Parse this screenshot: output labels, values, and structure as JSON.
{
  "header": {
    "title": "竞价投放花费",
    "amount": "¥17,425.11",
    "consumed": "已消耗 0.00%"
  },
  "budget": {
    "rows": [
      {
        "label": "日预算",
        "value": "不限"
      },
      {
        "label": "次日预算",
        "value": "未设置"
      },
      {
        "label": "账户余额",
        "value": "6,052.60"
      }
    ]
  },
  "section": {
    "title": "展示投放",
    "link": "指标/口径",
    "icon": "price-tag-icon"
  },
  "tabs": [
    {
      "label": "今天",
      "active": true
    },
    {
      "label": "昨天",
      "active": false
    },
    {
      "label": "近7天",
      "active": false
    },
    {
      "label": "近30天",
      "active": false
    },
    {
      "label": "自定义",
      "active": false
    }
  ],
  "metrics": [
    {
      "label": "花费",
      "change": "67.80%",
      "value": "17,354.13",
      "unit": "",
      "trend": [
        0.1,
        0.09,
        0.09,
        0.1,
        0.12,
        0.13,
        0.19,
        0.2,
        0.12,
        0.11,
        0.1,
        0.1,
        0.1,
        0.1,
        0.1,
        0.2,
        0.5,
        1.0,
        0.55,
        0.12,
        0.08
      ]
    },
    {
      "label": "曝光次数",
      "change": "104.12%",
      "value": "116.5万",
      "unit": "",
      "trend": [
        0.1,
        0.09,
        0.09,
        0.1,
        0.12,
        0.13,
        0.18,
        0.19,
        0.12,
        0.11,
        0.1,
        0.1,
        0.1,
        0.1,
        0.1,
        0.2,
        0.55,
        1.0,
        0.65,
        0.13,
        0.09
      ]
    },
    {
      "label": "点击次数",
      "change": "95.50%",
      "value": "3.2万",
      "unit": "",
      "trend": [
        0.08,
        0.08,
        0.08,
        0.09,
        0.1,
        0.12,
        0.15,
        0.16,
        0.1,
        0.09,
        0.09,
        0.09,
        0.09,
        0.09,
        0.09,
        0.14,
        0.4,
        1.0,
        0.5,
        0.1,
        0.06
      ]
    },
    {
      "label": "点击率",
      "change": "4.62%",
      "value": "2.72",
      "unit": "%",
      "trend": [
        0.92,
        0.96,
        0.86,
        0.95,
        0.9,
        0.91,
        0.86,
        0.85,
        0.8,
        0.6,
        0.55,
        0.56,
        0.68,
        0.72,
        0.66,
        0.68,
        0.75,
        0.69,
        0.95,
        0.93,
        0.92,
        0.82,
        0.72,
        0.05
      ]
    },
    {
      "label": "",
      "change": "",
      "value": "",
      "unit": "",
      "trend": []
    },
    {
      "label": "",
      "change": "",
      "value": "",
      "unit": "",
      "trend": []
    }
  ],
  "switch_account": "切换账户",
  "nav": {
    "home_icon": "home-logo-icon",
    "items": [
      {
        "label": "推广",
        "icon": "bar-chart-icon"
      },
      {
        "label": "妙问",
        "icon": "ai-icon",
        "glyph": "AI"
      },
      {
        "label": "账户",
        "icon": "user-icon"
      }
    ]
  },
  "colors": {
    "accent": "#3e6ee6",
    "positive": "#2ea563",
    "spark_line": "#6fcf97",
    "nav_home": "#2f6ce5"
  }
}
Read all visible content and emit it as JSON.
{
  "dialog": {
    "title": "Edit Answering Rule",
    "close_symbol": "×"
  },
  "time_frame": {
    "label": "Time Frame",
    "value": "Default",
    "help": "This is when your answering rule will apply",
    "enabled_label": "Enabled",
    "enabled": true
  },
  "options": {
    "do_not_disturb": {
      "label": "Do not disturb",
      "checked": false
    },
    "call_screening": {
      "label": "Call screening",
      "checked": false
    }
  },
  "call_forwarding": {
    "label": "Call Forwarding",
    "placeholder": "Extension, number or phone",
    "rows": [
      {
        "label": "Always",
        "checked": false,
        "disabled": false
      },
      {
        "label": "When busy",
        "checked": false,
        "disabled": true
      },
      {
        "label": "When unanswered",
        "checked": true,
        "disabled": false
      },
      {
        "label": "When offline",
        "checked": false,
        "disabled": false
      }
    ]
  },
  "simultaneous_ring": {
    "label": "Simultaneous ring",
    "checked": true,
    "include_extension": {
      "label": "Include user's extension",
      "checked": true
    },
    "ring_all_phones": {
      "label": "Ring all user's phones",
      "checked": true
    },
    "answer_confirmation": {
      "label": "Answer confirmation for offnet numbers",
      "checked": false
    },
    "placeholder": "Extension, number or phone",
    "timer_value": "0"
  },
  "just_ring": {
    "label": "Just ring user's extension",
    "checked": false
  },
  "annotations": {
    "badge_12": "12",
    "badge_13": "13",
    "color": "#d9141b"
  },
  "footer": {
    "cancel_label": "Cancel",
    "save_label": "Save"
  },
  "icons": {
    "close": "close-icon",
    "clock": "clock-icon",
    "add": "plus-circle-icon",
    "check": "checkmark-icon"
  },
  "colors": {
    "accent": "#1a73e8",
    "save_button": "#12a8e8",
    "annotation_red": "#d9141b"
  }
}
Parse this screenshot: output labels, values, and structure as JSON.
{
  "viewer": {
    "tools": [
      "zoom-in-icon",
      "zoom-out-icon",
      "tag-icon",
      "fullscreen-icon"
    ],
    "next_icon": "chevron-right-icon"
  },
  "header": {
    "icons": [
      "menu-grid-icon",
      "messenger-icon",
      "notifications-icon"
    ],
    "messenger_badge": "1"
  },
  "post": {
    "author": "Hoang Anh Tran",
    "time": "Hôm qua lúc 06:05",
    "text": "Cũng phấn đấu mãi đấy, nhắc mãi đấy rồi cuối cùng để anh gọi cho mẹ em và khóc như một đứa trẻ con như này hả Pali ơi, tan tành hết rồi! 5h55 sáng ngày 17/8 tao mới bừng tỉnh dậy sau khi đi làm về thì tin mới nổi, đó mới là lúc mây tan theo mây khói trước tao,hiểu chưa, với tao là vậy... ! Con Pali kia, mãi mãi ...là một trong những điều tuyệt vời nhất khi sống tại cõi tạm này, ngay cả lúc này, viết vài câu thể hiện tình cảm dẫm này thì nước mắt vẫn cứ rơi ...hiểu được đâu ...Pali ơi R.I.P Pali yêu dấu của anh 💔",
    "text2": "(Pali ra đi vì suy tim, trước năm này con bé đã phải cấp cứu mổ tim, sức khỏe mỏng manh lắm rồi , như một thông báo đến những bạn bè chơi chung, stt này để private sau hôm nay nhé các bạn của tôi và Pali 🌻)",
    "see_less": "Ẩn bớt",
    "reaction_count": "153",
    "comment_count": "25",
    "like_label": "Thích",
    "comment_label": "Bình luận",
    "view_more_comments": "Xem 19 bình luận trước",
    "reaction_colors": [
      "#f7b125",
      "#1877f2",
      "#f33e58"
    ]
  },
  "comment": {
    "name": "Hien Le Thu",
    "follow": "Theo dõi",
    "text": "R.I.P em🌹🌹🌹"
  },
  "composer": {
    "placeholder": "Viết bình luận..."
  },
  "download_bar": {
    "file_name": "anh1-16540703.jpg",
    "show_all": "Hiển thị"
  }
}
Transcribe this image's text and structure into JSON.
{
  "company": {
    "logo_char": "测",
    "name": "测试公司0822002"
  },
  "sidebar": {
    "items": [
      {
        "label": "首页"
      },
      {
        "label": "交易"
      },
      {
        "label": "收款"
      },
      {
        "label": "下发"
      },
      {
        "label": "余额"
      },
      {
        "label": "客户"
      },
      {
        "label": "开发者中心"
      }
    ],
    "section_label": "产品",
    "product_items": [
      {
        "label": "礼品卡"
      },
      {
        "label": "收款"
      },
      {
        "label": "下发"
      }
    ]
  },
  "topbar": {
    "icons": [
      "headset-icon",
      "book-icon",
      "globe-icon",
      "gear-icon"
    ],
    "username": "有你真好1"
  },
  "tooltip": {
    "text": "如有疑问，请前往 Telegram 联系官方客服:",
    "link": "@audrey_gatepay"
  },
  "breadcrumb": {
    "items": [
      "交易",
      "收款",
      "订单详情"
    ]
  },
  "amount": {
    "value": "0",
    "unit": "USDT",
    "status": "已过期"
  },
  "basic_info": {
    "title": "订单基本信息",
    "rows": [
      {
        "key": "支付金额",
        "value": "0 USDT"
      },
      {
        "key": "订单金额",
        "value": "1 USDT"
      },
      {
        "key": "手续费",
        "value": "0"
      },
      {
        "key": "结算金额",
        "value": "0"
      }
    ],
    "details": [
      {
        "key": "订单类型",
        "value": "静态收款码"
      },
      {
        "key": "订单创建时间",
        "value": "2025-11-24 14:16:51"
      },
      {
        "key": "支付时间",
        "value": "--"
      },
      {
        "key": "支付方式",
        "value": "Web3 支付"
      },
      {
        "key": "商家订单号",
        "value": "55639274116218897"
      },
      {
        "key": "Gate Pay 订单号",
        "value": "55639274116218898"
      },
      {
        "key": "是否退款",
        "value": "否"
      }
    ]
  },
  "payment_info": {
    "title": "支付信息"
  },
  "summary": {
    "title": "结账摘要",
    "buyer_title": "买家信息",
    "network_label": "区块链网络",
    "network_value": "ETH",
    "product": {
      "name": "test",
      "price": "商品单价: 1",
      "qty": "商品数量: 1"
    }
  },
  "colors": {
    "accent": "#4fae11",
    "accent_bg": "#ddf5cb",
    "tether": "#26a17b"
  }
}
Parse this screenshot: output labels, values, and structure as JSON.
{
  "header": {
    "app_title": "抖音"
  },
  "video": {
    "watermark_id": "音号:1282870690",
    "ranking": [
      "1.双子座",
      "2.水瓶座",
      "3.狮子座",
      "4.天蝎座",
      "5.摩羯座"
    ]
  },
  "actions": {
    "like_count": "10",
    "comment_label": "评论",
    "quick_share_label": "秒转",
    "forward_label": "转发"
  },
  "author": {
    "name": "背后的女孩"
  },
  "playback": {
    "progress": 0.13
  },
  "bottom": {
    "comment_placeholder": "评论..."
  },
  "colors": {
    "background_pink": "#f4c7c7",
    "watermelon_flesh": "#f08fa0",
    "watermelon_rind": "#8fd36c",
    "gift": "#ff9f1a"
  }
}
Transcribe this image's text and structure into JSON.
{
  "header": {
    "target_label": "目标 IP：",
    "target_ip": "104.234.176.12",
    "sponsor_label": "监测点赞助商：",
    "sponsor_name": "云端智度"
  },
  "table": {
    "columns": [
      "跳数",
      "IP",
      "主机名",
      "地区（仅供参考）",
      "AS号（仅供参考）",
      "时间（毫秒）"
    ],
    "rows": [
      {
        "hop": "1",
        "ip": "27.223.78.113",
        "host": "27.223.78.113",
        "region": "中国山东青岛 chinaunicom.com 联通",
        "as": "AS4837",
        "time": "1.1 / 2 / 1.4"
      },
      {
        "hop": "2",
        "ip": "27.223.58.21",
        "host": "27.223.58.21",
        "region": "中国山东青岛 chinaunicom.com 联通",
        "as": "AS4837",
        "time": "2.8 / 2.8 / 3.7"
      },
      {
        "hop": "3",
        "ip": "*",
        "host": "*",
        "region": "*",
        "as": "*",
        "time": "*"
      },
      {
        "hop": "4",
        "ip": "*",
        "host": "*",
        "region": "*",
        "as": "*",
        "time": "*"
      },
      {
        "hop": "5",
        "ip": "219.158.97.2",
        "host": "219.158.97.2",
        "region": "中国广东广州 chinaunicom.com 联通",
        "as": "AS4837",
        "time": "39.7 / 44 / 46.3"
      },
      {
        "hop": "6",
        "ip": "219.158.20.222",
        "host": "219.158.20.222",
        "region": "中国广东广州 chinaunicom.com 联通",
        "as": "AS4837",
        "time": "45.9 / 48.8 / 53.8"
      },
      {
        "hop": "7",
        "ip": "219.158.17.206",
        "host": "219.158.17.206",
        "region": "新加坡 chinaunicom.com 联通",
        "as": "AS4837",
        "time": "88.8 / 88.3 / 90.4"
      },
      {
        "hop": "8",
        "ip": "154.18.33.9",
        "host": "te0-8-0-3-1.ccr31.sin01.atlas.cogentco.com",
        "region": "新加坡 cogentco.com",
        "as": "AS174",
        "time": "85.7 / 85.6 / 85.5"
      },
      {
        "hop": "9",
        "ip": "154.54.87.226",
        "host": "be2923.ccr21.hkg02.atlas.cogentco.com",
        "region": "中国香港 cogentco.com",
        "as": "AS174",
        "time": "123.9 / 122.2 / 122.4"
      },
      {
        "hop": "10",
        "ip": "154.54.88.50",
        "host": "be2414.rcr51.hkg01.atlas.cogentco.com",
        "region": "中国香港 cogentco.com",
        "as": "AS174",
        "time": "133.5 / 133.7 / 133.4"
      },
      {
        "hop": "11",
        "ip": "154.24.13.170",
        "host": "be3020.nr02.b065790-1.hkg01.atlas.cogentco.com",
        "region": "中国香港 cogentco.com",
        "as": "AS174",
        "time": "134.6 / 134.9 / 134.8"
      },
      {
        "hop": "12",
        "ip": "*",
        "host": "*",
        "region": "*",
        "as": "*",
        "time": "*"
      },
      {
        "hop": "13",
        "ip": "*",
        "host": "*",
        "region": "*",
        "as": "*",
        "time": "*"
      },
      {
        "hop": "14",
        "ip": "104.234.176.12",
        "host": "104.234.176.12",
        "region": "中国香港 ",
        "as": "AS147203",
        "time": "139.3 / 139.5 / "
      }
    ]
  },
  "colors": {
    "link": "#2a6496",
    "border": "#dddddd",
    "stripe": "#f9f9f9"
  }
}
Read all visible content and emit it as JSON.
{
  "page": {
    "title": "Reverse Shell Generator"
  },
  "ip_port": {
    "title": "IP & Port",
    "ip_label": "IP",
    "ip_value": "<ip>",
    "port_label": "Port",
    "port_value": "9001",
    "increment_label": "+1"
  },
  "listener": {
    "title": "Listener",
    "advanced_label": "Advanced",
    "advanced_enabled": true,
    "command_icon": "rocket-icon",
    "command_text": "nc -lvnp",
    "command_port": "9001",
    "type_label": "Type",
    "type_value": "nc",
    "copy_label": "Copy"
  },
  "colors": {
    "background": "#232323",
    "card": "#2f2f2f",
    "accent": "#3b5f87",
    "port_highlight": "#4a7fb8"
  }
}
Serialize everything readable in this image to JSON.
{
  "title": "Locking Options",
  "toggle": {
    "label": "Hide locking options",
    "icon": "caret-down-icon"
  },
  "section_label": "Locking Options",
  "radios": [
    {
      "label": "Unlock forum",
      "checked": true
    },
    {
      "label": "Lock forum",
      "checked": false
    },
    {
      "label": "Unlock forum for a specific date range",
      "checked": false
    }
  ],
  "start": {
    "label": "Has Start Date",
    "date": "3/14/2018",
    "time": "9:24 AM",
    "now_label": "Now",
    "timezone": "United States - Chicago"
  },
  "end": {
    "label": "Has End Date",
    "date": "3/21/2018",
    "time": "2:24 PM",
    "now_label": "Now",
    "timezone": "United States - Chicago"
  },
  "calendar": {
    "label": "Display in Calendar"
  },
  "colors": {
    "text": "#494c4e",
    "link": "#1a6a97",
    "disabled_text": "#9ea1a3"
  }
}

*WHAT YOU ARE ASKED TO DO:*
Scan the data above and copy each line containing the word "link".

*RESPONSE BELOW:*
    "link": "指标/口径",
    "link": "@audrey_gatepay"
    "link": "#2a6496",
    "link": "#1a6a97",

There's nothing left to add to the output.